Book talk by Professor Maya Stiller (University of Kansas), cosponsored by the UCLA Center for Buddhist Studies
Friday, February 11, 2022
3:00 PM - 4:30 PM (Pacific Time)
This talk introduces a ubiquitous visual element embedded in the late Chosŏn landscape: autographic rock inscriptions (chemyŏng). Kŭmgangsan has the largest concentration of such inscriptions in East Asia. By inscribing their names into Kŭmgangsan’s rock surface, travelers could initiate their remembering outside of institutional boundaries and broaden the range of people who would see their names. These autographic carvings demonstrate that, in the late Chosŏn, a sense of belonging to the social elite was not only tied to knowledge of the Confucian Classics, the successful passing of government exams, or the display of literary skills, but was also linked to socio-spatial performative activities in the landscape.
Prof. Maya Stiller teaches Korean art history at the University of Kansas. With a double major in Korean Studies and Art History, she spent several years living and studying in Korea and Japan. Under the tutelage of Robert Buswell, John Duncan, William Bodiford, and Burglind Jungmann, she earned a Ph.D. in Asian Languages & Cultures from UCLA in 2014. Her book Carving Status at Kŭmgangsan was recently published by University of Washington Press.

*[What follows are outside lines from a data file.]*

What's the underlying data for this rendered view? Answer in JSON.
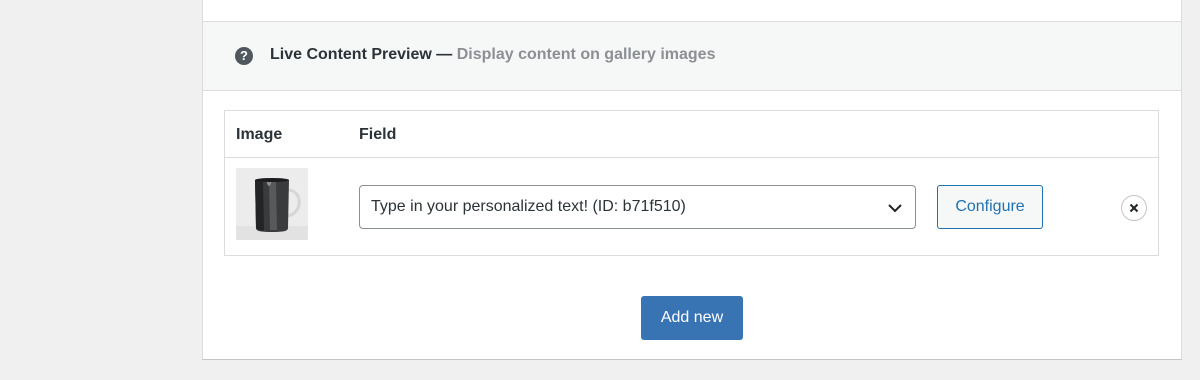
{
  "section": {
    "help_icon": "question-mark-icon",
    "title": "Live Content Preview",
    "separator": "—",
    "description": "Display content on gallery images"
  },
  "table": {
    "headers": [
      "Image",
      "Field"
    ],
    "rows": [
      {
        "image": "mug-thumbnail",
        "field_value": "Type in your personalized text! (ID: b71f510)",
        "configure_label": "Configure"
      }
    ]
  },
  "actions": {
    "add_new_label": "Add new"
  },
  "colors": {
    "accent": "#2271b1",
    "add_button_bg": "#3873b3",
    "header_bg": "#f6f7f7"
  }
}
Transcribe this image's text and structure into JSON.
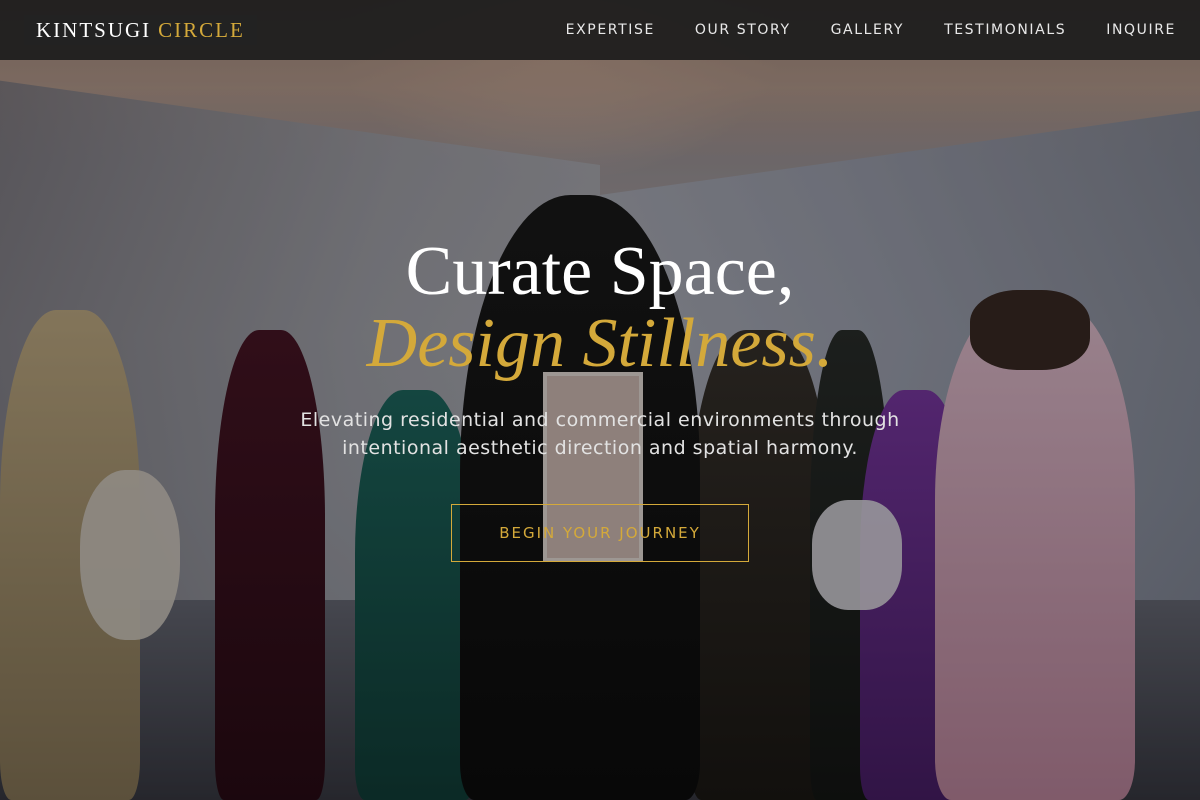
{
  "brand": {
    "name_part1": "KINTSUGI",
    "name_part2": "CIRCLE",
    "accent_color": "#d4a93a"
  },
  "nav": {
    "items": [
      {
        "label": "EXPERTISE"
      },
      {
        "label": "OUR STORY"
      },
      {
        "label": "GALLERY"
      },
      {
        "label": "TESTIMONIALS"
      },
      {
        "label": "INQUIRE"
      }
    ]
  },
  "hero": {
    "headline_line1": "Curate Space,",
    "headline_line2": "Design Stillness.",
    "subtitle": "Elevating residential and commercial environments through intentional aesthetic direction and spatial harmony.",
    "cta_label": "BEGIN YOUR JOURNEY",
    "background_description_icon": "hero-photo-group-of-people"
  }
}
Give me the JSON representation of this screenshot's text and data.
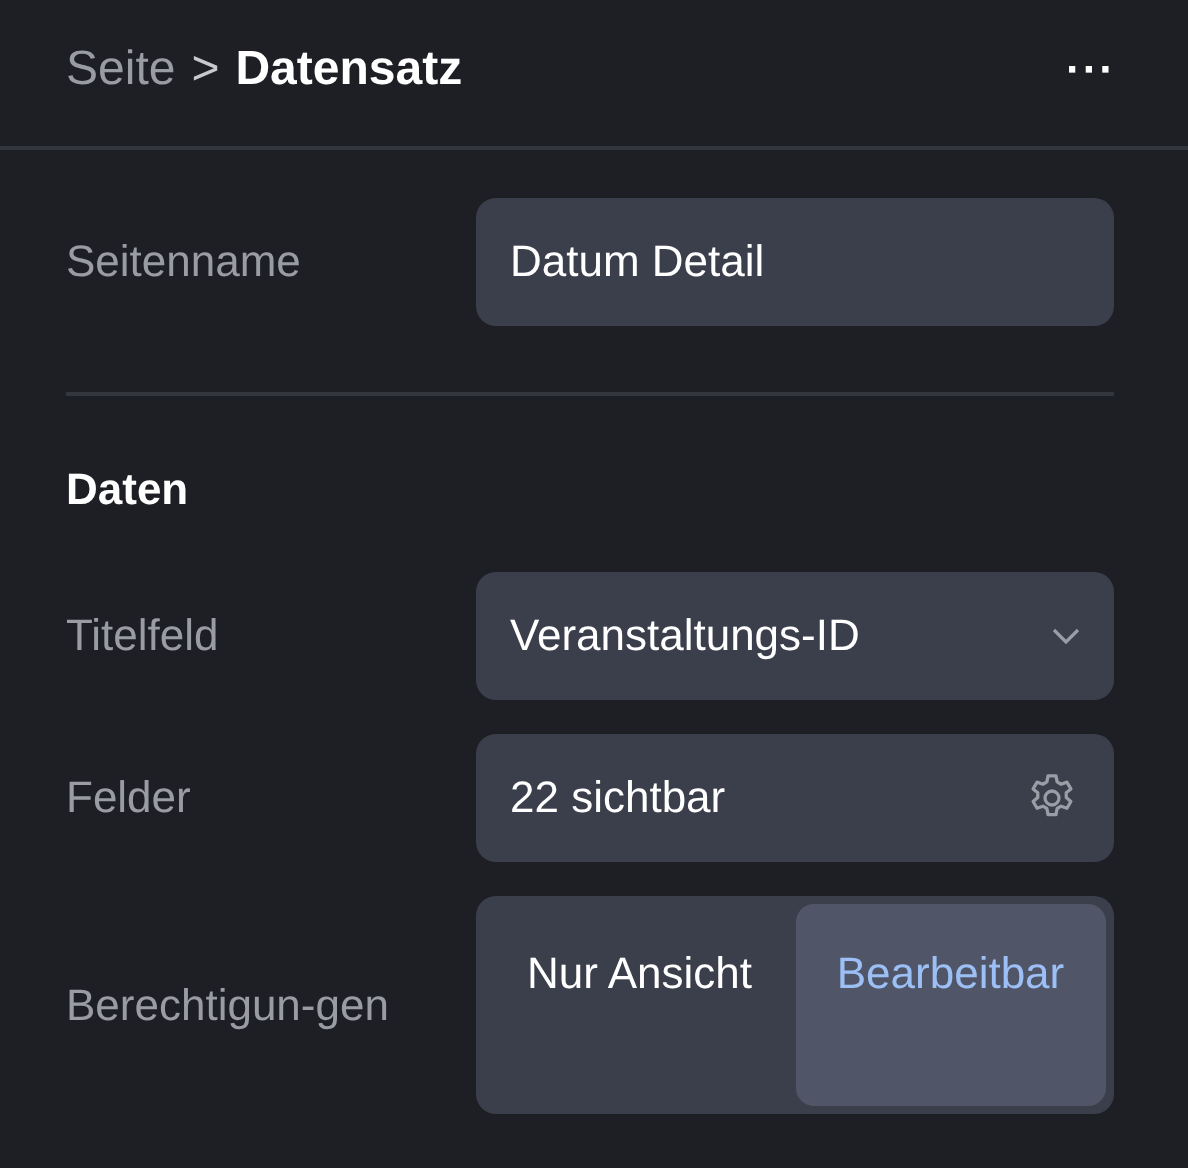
{
  "breadcrumb": {
    "parent": "Seite",
    "separator": ">",
    "current": "Datensatz"
  },
  "menu_button": "···",
  "page_name": {
    "label": "Seitenname",
    "value": "Datum Detail"
  },
  "section": {
    "title": "Daten",
    "rows": [
      {
        "kind": "select",
        "label": "Titelfeld",
        "value": "Veranstaltungs-ID"
      },
      {
        "kind": "settings",
        "label": "Felder",
        "value": "22 sichtbar"
      },
      {
        "kind": "segmented",
        "label": "Berechtigun-gen",
        "options": [
          {
            "label": "Nur Ansicht",
            "selected": false
          },
          {
            "label": "Bearbeitbar",
            "selected": true
          }
        ]
      }
    ]
  }
}
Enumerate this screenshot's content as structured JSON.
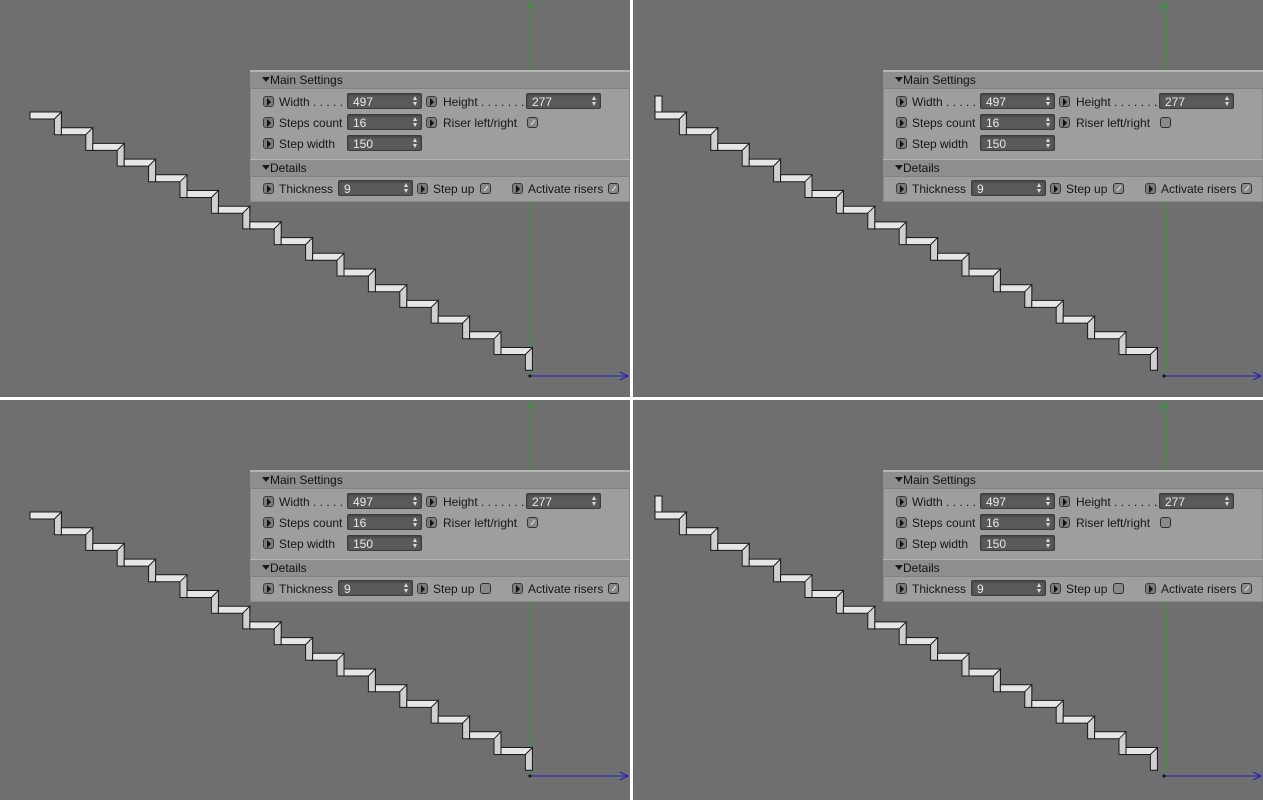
{
  "colors": {
    "viewport_bg": "#6f6f6f",
    "panel_bg": "#9e9e9e",
    "field_bg": "#5a5a5a",
    "y_axis": "#2e9e2e",
    "x_axis": "#2020c8",
    "stair_fill": "#e6e6e6",
    "stair_stroke": "#1a1a1a"
  },
  "views": [
    {
      "main_settings": {
        "header": "Main Settings",
        "width_label": "Width . . . . .",
        "width_value": "497",
        "height_label": "Height . . . . . . .",
        "height_value": "277",
        "steps_label": "Steps count",
        "steps_value": "16",
        "riser_lr_label": "Riser left/right",
        "riser_lr_checked": true,
        "step_width_label": "Step width",
        "step_width_value": "150"
      },
      "details": {
        "header": "Details",
        "thickness_label": "Thickness",
        "thickness_value": "9",
        "step_up_label": "Step up",
        "step_up_checked": true,
        "activate_risers_label": "Activate risers",
        "activate_risers_checked": true
      }
    },
    {
      "main_settings": {
        "header": "Main Settings",
        "width_label": "Width . . . . .",
        "width_value": "497",
        "height_label": "Height . . . . . . .",
        "height_value": "277",
        "steps_label": "Steps count",
        "steps_value": "16",
        "riser_lr_label": "Riser left/right",
        "riser_lr_checked": false,
        "step_width_label": "Step width",
        "step_width_value": "150"
      },
      "details": {
        "header": "Details",
        "thickness_label": "Thickness",
        "thickness_value": "9",
        "step_up_label": "Step up",
        "step_up_checked": true,
        "activate_risers_label": "Activate risers",
        "activate_risers_checked": true
      }
    },
    {
      "main_settings": {
        "header": "Main Settings",
        "width_label": "Width . . . . .",
        "width_value": "497",
        "height_label": "Height . . . . . . .",
        "height_value": "277",
        "steps_label": "Steps count",
        "steps_value": "16",
        "riser_lr_label": "Riser left/right",
        "riser_lr_checked": true,
        "step_width_label": "Step width",
        "step_width_value": "150"
      },
      "details": {
        "header": "Details",
        "thickness_label": "Thickness",
        "thickness_value": "9",
        "step_up_label": "Step up",
        "step_up_checked": false,
        "activate_risers_label": "Activate risers",
        "activate_risers_checked": true
      }
    },
    {
      "main_settings": {
        "header": "Main Settings",
        "width_label": "Width . . . . .",
        "width_value": "497",
        "height_label": "Height . . . . . . .",
        "height_value": "277",
        "steps_label": "Steps count",
        "steps_value": "16",
        "riser_lr_label": "Riser left/right",
        "riser_lr_checked": false,
        "step_width_label": "Step width",
        "step_width_value": "150"
      },
      "details": {
        "header": "Details",
        "thickness_label": "Thickness",
        "thickness_value": "9",
        "step_up_label": "Step up",
        "step_up_checked": false,
        "activate_risers_label": "Activate risers",
        "activate_risers_checked": true
      }
    }
  ]
}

She is currently working on her second book project, Korean Buddhist Temple Economy, which highlights several strategies including fundraising and manufacturing that Korean temples use(d) to become economically self-sufficient.
Cost : Free and open to the public but RSVP required
To RSVP for this Zoom event, click here.
Sponsor(s): Center for Korean Studies, Center for Buddhist Studies